  • Determine who else they might be interviewing for the story so you have the full picture.

 

2. Focus on your key message(s)

  • Write down your key messages in advance. Draft concise, to-the-point statements, or ‘sound bites’ that highlight these points.
  • During the interview, take the opportunity to re-state these messages.
  • Use analogies, related stories and personal experiences to help everyone understand your point of view.

 

3. Prepare

  • Practice delivering your sound bites and examples in a mock interview with a colleague or friend – or even in front of a mirror.
  • Practice delivering each of your answers in less than 20 seconds.
  • Prepare for worst-case questions.

 

4. Make yourself comfortable, especially if you’re joining the program from your home

  • If taking place at a studio, arrive at least 30 minutes early.
  • Adjust and test any equipment before the program begins. If you are speaking into a microphone, maintain a distance of at least six inches.
  • Be ready to remain in the same spot and position for the duration of the interview. Have a glass of water ready and avoid conditions that may make you fidget ie. room temperature or a swivel chair.
  • If you are joining a broadcast from home, avoid going viral by letting the others in your house know the timing of your interview and, where possible, have them leave the house with the kids and/or the dog to avoid interruptions. While unannounced appearances interruptions make for hilarious videos, it will likely derail the interview and throw you off your key messages.

 

Avoid becoming an internet sensation like Professor Robert Kelly who’s interview disruption has been seen by tens of millions of people.

5. Follow best interview practices

  • Be yourself. Be natural.
  • Speak in simple terms and avoid technical language or industry jargon.
  • Assume that you are always on the air while in front of the camera.
  • Keep the real, at-home audience in mind, direct your remarks to them.
  • Limit answers to about three sentences.
  • Avoid confrontation. Never become defensive or angry. (Our Media Training package includes a list of bridging statements to help with tricky questions).
  • Keep to your own agenda by answering each question with a direct factual statement followed by a relevant key message.

 

6. Looking good on TV (or online!)

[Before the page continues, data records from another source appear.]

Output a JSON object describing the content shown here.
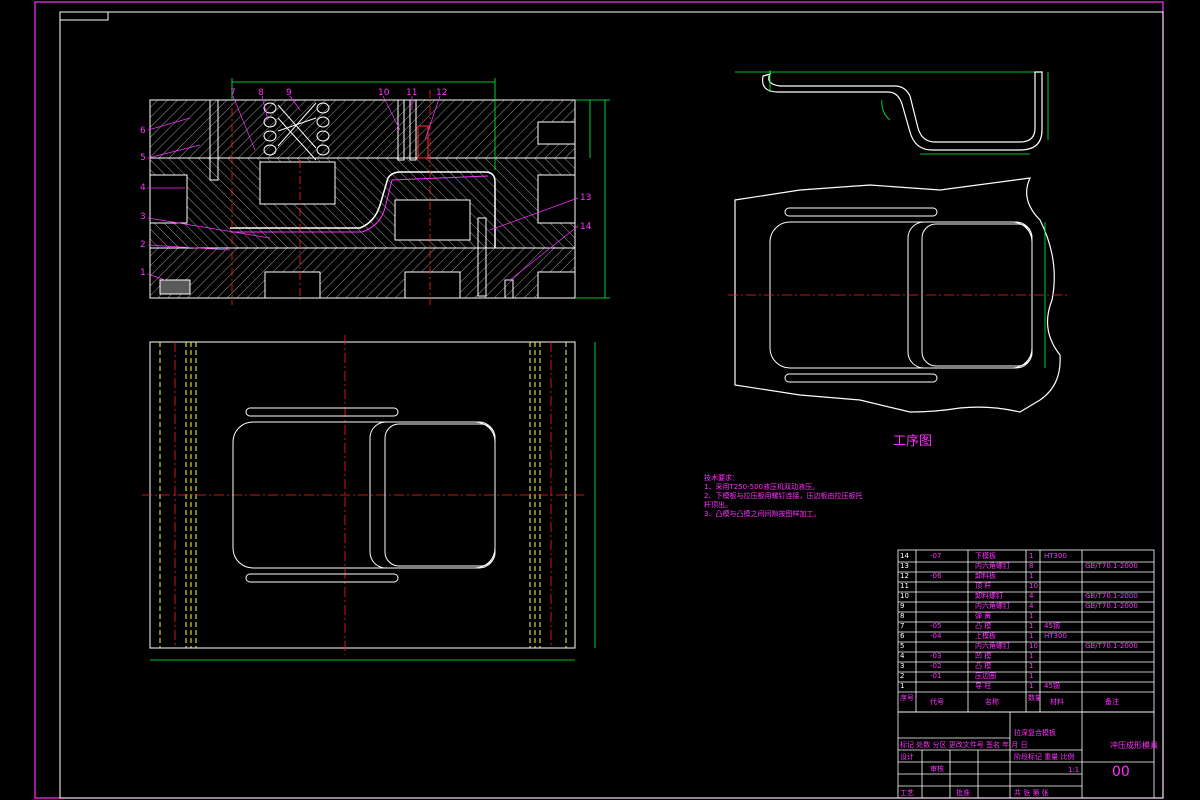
{
  "drawing": {
    "part_labels": [
      "1",
      "2",
      "3",
      "4",
      "5",
      "6",
      "7",
      "8",
      "9",
      "10",
      "11",
      "12",
      "13",
      "14"
    ],
    "stage_title": "工序图",
    "tech_requirements": [
      "技术要求：",
      "1、采用T250-500液压机双动液压。",
      "2、下模板与拉压板用螺钉连接，压边板由拉压板托",
      "   杆顶出。",
      "3、凸模与凸模之间间隙按图样加工。"
    ],
    "bom": [
      {
        "no": "14",
        "code": "-07",
        "name": "下模板",
        "qty": "1",
        "material": "HT300",
        "note": ""
      },
      {
        "no": "13",
        "code": "",
        "name": "内六角螺钉",
        "qty": "8",
        "material": "",
        "note": "GB/T70.1-2000"
      },
      {
        "no": "12",
        "code": "-06",
        "name": "卸料板",
        "qty": "1",
        "material": "",
        "note": ""
      },
      {
        "no": "11",
        "code": "",
        "name": "顶 杆",
        "qty": "10",
        "material": "",
        "note": ""
      },
      {
        "no": "10",
        "code": "",
        "name": "卸料螺钉",
        "qty": "4",
        "material": "",
        "note": "GB/T70.1-2000"
      },
      {
        "no": "9",
        "code": "",
        "name": "内六角螺钉",
        "qty": "4",
        "material": "",
        "note": "GB/T70.1-2000"
      },
      {
        "no": "8",
        "code": "",
        "name": "弹 簧",
        "qty": "1",
        "material": "",
        "note": ""
      },
      {
        "no": "7",
        "code": "-05",
        "name": "凸 模",
        "qty": "1",
        "material": "45钢",
        "note": ""
      },
      {
        "no": "6",
        "code": "-04",
        "name": "上模板",
        "qty": "1",
        "material": "HT300",
        "note": ""
      },
      {
        "no": "5",
        "code": "",
        "name": "内六角螺钉",
        "qty": "10",
        "material": "",
        "note": "GB/T70.1-2000"
      },
      {
        "no": "4",
        "code": "-03",
        "name": "凹 模",
        "qty": "1",
        "material": "",
        "note": ""
      },
      {
        "no": "3",
        "code": "-02",
        "name": "凸 模",
        "qty": "1",
        "material": "",
        "note": ""
      },
      {
        "no": "2",
        "code": "-01",
        "name": "压边圈",
        "qty": "1",
        "material": "",
        "note": ""
      },
      {
        "no": "1",
        "code": "",
        "name": "导 柱",
        "qty": "1",
        "material": "45钢",
        "note": ""
      }
    ],
    "bom_header": {
      "no": "序号",
      "code": "代号",
      "name": "名称",
      "qty": "数量",
      "material": "材料",
      "note": "备注"
    },
    "title_block": {
      "title": "拉深复合模板",
      "scale_note": "1:1",
      "company": "冲压成形模具",
      "drawing_code": "00",
      "row_labels": [
        "标记",
        "处数",
        "分区",
        "更改文件号",
        "签名",
        "年 月 日"
      ],
      "sign_labels": [
        "设计",
        "审核",
        "工艺",
        "批准"
      ],
      "stage_labels": [
        "阶段标记",
        "重量",
        "比例"
      ],
      "sheet": "共 张 第 张"
    }
  }
}
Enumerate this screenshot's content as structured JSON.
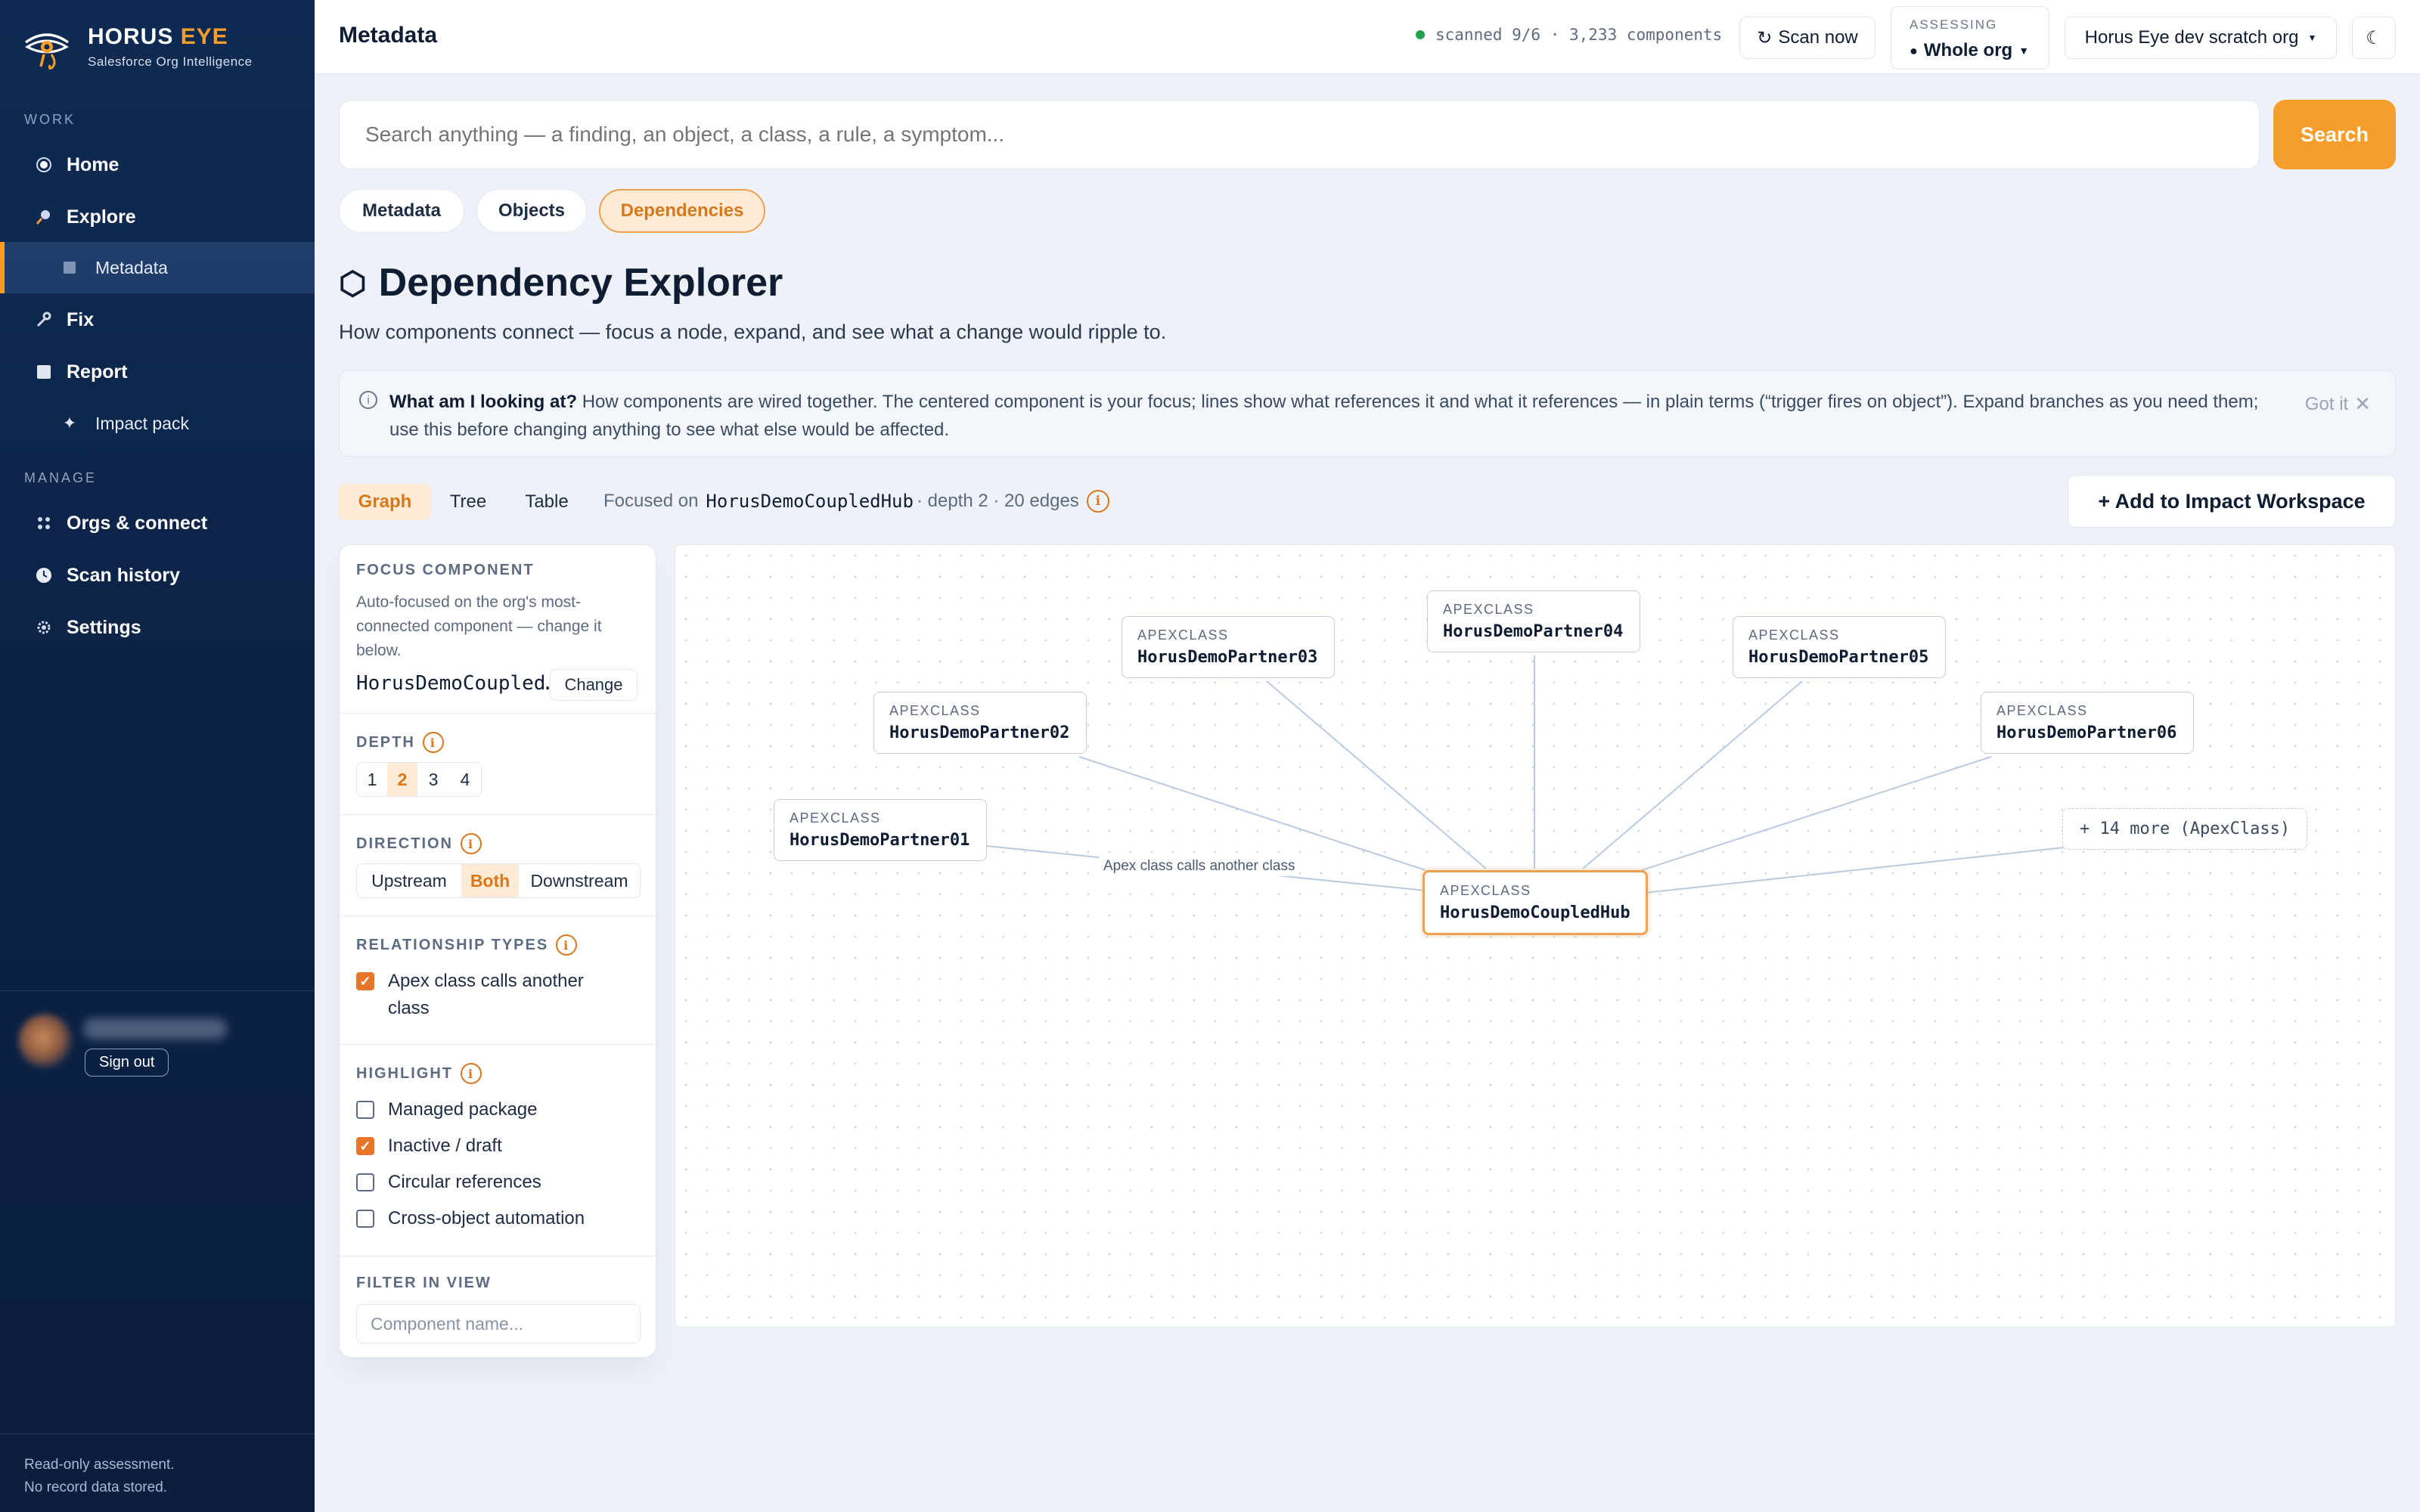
{
  "brand": {
    "name_main": "HORUS",
    "name_accent": "EYE",
    "subtitle": "Salesforce Org Intelligence"
  },
  "sidebar": {
    "work_label": "WORK",
    "manage_label": "MANAGE",
    "items": {
      "home": "Home",
      "explore": "Explore",
      "metadata": "Metadata",
      "fix": "Fix",
      "report": "Report",
      "impact_pack": "Impact pack",
      "orgs": "Orgs & connect",
      "scan_history": "Scan history",
      "settings": "Settings"
    },
    "sign_out": "Sign out",
    "footer_line1": "Read-only assessment.",
    "footer_line2": "No record data stored."
  },
  "topbar": {
    "title": "Metadata",
    "scan_status": "scanned 9/6 · 3,233 components",
    "scan_now": "Scan now",
    "assessing_label": "ASSESSING",
    "assessing_value": "Whole org",
    "org_name": "Horus Eye dev scratch org",
    "theme_icon": "☾"
  },
  "search": {
    "placeholder": "Search anything — a finding, an object, a class, a rule, a symptom...",
    "button": "Search"
  },
  "pills": {
    "metadata": "Metadata",
    "objects": "Objects",
    "dependencies": "Dependencies"
  },
  "page": {
    "title": "Dependency Explorer",
    "description": "How components connect — focus a node, expand, and see what a change would ripple to."
  },
  "info": {
    "lead": "What am I looking at?",
    "body": "How components are wired together. The centered component is your focus; lines show what references it and what it references — in plain terms (“trigger fires on object”). Expand branches as you need them; use this before changing anything to see what else would be affected.",
    "got_it": "Got it"
  },
  "view_tabs": {
    "graph": "Graph",
    "tree": "Tree",
    "table": "Table"
  },
  "focus_line": {
    "prefix": "Focused on",
    "component": "HorusDemoCoupledHub",
    "suffix": "· depth 2 · 20 edges"
  },
  "add_impact": "+ Add to Impact Workspace",
  "panel": {
    "focus_label": "FOCUS COMPONENT",
    "focus_help": "Auto-focused on the org's most-connected component — change it below.",
    "focus_value": "HorusDemoCoupled…",
    "change": "Change",
    "depth_label": "DEPTH",
    "depth_options": [
      "1",
      "2",
      "3",
      "4"
    ],
    "depth_selected": "2",
    "direction_label": "DIRECTION",
    "direction_options": [
      "Upstream",
      "Both",
      "Downstream"
    ],
    "direction_selected": "Both",
    "relationship_label": "RELATIONSHIP TYPES",
    "relationship_item": "Apex class calls another class",
    "highlight_label": "HIGHLIGHT",
    "highlights": [
      {
        "label": "Managed package",
        "checked": false
      },
      {
        "label": "Inactive / draft",
        "checked": true
      },
      {
        "label": "Circular references",
        "checked": false
      },
      {
        "label": "Cross-object automation",
        "checked": false
      }
    ],
    "filter_label": "FILTER IN VIEW",
    "filter_placeholder": "Component name..."
  },
  "graph": {
    "node_type": "APEXCLASS",
    "focus": "HorusDemoCoupledHub",
    "partners": [
      "HorusDemoPartner01",
      "HorusDemoPartner02",
      "HorusDemoPartner03",
      "HorusDemoPartner04",
      "HorusDemoPartner05",
      "HorusDemoPartner06"
    ],
    "more": "+ 14 more (ApexClass)",
    "edge_label": "Apex class calls another class",
    "edge_color": "#b9cbe0"
  },
  "colors": {
    "accent": "#f59e2b",
    "sidebar": "#0f2a52",
    "success": "#22a04b"
  }
}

  • Wear comfortable and appropriate clothing, no matter where the interview is taking place, and be sure to groom yourself to ensure you look professional. Bed hair does show on camera.
  • Bright, solid colours look best on camera.
  • Employ effective body language. While what we say impacts the way we come across to another, what we are doing as we say it, can have even more of an impact. Think about your energy, eye contact, gestures, posture and tone of voice.
  • If the interviewer or reporter is coming to your location, such as your workplace, create a visually enhancing environment. This goes for a home interview too. Check what’s visible from your desk and remove anything unsightly. You don’t want to broadcast your dusty bookshelf or the stack of unfolded laundry behind you?
  • When in person, look at the reporter, not the camera. When via your laptop, look at the camera, not yourself.